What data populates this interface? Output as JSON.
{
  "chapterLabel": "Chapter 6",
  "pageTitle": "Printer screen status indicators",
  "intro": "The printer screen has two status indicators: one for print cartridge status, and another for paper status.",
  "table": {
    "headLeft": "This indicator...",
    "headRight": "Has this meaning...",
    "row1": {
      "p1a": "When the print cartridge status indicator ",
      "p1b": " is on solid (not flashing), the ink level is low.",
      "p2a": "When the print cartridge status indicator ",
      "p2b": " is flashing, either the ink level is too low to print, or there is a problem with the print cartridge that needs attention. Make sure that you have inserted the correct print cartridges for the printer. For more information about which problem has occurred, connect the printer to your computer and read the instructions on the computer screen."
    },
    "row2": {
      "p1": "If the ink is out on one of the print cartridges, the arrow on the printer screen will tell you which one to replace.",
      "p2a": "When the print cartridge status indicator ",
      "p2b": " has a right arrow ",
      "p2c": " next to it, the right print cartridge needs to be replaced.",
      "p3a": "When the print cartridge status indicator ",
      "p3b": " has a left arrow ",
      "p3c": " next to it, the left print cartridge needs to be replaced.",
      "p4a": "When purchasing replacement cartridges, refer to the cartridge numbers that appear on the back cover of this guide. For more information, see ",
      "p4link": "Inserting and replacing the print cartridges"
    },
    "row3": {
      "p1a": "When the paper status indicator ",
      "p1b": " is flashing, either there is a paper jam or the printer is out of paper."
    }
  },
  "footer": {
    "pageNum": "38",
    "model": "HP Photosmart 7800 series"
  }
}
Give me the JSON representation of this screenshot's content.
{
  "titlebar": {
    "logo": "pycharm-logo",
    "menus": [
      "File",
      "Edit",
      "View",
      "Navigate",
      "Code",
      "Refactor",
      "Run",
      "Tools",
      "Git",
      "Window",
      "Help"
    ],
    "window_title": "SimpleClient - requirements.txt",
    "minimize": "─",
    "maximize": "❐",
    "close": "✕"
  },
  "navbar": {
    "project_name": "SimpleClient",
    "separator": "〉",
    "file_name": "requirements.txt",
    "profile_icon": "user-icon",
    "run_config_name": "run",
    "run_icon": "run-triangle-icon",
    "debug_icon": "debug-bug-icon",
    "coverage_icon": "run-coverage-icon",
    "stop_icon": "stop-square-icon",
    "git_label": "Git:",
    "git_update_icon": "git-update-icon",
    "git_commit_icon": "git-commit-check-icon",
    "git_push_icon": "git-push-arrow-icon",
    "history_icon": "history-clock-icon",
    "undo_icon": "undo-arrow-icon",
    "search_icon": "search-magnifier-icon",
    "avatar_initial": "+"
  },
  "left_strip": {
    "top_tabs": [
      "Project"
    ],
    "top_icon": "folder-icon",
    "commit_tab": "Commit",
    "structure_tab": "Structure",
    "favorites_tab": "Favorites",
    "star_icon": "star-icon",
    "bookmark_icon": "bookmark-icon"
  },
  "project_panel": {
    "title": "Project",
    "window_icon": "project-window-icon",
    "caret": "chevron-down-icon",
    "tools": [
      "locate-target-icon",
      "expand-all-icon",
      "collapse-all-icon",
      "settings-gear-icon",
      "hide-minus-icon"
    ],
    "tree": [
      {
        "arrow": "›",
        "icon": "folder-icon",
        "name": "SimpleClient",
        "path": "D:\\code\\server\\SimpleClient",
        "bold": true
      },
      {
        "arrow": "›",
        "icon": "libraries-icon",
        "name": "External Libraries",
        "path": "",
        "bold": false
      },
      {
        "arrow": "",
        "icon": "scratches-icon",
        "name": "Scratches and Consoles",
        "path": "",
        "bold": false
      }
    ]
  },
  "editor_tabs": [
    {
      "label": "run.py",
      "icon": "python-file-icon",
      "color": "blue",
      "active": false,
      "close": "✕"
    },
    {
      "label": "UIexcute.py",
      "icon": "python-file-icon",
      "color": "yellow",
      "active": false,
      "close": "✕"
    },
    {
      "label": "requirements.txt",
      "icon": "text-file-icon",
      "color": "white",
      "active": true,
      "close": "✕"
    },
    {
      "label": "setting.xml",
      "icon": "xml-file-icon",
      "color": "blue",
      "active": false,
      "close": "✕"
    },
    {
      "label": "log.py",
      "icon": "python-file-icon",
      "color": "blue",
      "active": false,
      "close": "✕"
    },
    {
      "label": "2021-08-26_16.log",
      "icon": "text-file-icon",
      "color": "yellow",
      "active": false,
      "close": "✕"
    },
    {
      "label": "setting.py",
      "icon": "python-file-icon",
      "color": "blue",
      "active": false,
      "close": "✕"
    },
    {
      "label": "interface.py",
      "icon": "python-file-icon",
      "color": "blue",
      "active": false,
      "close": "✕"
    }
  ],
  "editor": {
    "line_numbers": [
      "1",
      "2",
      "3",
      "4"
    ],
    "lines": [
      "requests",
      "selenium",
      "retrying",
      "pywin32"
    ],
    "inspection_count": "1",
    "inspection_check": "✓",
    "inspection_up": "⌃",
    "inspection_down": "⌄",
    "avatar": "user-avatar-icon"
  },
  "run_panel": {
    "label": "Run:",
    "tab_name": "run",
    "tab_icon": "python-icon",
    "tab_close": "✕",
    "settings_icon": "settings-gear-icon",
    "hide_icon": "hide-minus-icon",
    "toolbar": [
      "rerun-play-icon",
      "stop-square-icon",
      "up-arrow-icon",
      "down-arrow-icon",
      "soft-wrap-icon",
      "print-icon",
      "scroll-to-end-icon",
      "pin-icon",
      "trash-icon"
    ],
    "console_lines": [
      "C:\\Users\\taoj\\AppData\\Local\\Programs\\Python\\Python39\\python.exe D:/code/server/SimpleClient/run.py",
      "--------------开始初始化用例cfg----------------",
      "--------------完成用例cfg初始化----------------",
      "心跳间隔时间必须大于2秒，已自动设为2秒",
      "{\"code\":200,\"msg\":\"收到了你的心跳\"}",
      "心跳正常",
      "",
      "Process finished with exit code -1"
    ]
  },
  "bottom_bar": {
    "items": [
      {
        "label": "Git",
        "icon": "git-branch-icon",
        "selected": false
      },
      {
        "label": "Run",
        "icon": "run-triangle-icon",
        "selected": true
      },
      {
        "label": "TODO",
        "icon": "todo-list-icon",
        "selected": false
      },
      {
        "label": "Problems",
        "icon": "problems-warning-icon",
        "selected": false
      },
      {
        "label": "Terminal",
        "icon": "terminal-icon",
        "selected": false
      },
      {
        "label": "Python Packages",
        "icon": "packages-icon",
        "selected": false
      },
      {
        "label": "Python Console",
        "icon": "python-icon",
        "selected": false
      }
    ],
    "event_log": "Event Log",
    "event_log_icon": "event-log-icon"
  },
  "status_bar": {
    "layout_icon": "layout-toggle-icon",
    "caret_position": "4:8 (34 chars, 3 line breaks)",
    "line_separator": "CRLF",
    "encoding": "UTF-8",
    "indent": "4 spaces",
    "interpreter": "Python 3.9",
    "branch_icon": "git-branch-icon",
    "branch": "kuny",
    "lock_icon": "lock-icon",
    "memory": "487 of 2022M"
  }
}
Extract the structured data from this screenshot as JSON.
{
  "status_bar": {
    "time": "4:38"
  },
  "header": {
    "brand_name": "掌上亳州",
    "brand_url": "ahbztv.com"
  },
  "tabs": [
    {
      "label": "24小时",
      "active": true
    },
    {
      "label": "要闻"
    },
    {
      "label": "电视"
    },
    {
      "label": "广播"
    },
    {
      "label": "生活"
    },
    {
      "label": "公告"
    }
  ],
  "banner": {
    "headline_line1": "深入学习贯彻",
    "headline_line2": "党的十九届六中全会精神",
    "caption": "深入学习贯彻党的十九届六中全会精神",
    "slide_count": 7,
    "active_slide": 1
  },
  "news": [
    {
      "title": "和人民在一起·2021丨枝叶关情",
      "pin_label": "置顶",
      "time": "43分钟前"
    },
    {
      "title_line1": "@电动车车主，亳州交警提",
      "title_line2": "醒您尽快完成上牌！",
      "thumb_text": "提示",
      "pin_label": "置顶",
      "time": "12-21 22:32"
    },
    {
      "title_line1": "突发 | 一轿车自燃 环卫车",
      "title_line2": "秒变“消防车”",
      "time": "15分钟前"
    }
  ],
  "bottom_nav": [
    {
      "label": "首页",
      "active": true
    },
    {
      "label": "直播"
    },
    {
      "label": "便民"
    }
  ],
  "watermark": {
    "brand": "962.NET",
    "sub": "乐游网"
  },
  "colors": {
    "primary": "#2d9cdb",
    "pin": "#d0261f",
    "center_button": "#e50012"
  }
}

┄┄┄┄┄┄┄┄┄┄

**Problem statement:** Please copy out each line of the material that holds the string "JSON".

**Written reply:**
What data populates this interface? Output as JSON.
Give me the JSON representation of this screenshot's content.
Extract the structured data from this screenshot as JSON.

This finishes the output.